22 November 2016

The Chinese Supreme People’s Court held a press conference on 8 November 2016 announcing the release of three new judicial interpretations, including one in relation to property preservation in China entitled 'Rules on Issues Relating to Property Preservation Cases Processed by People’s Courts', (the 'Rules') which comes into effect from 1 December 2016.

As a judicial interpretation to relevant laws in China, the Rules provide details and new guidelines for the courts in China to follow when dealing with property preservation applications. Given that vessel arrests in China are initiated by claimants through filing property preservation applications, the following are the major points for vessel operators to be aware of:


  • The Rules provide that the amount of security to be provided to the court by the Applicant prior to the preservation of property being granted shall not exceed 30% of the amount to be preserved or the value of the property in dispute (Article 5).
  • The Rules recognise that the Applicant can arrange insurance for his potential liability for wrongful preservation of property, and the courts shall treat letters of undertaking issued by such liability insurers as acceptable security required for a property preservation application (Article 7).
  • The Rules set out scenarios where the requirement of security can be waived by the courts. The scope of these scenarios is fairly broad and include where the facts, rights and obligations are clear and therefore less possibility for wrongful preservation, and where the Applicant is financial institution such as commercial bank or insurance company (Article 9).

The Rules are read as a move by the Chinese courts to reduce the costs for applicants to file property preservations in China, and to help applicants overcome hurdles associated with providing acceptable security required for these applications. The implied impact to vessel operators who are calling ports in China is that it might become easier to have vessels arrested in China.

The full text of the Chinese version of the Rules can be found here

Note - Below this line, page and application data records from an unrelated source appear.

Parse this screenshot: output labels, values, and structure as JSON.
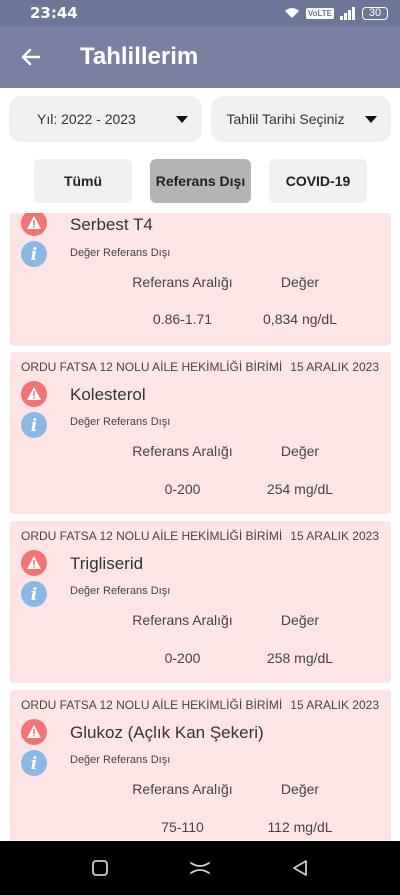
{
  "status_bar": {
    "time": "23:44",
    "volte": "VoLTE",
    "battery": "30"
  },
  "app_bar": {
    "title": "Tahlillerim"
  },
  "filters": {
    "year": "Yıl: 2022 - 2023",
    "date": "Tahlil Tarihi Seçiniz"
  },
  "tabs": [
    {
      "label": "Tümü",
      "active": false
    },
    {
      "label": "Referans Dışı",
      "active": true
    },
    {
      "label": "COVID-19",
      "active": false
    }
  ],
  "results": [
    {
      "facility": "",
      "date": "",
      "test": "Serbest T4",
      "status": "Değer Referans Dışı",
      "ref_label": "Referans Aralığı",
      "val_label": "Değer",
      "ref": "0.86-1.71",
      "value": "0,834 ng/dL"
    },
    {
      "facility": "ORDU FATSA 12 NOLU AİLE HEKİMLİĞİ BİRİMİ",
      "date": "15 ARALIK 2023",
      "test": "Kolesterol",
      "status": "Değer Referans Dışı",
      "ref_label": "Referans Aralığı",
      "val_label": "Değer",
      "ref": "0-200",
      "value": "254 mg/dL"
    },
    {
      "facility": "ORDU FATSA 12 NOLU AİLE HEKİMLİĞİ BİRİMİ",
      "date": "15 ARALIK 2023",
      "test": "Trigliserid",
      "status": "Değer Referans Dışı",
      "ref_label": "Referans Aralığı",
      "val_label": "Değer",
      "ref": "0-200",
      "value": "258 mg/dL"
    },
    {
      "facility": "ORDU FATSA 12 NOLU AİLE HEKİMLİĞİ BİRİMİ",
      "date": "15 ARALIK 2023",
      "test": "Glukoz (Açlık Kan Şekeri)",
      "status": "Değer Referans Dışı",
      "ref_label": "Referans Aralığı",
      "val_label": "Değer",
      "ref": "75-110",
      "value": "112 mg/dL"
    }
  ],
  "icons": {
    "warning": "warning-triangle-icon",
    "info": "info-icon",
    "back": "arrow-left-icon"
  },
  "colors": {
    "app_bar": "#7980a1",
    "status_bar": "#6e7697",
    "card_bg": "#fde5e5",
    "warning_red": "#f07474",
    "info_blue": "#8db8e3"
  }
}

Should members have any enquiries regarding vessel arrests, security and counter security for release of vessels in China, please do not hesitate to approach your usual club contact.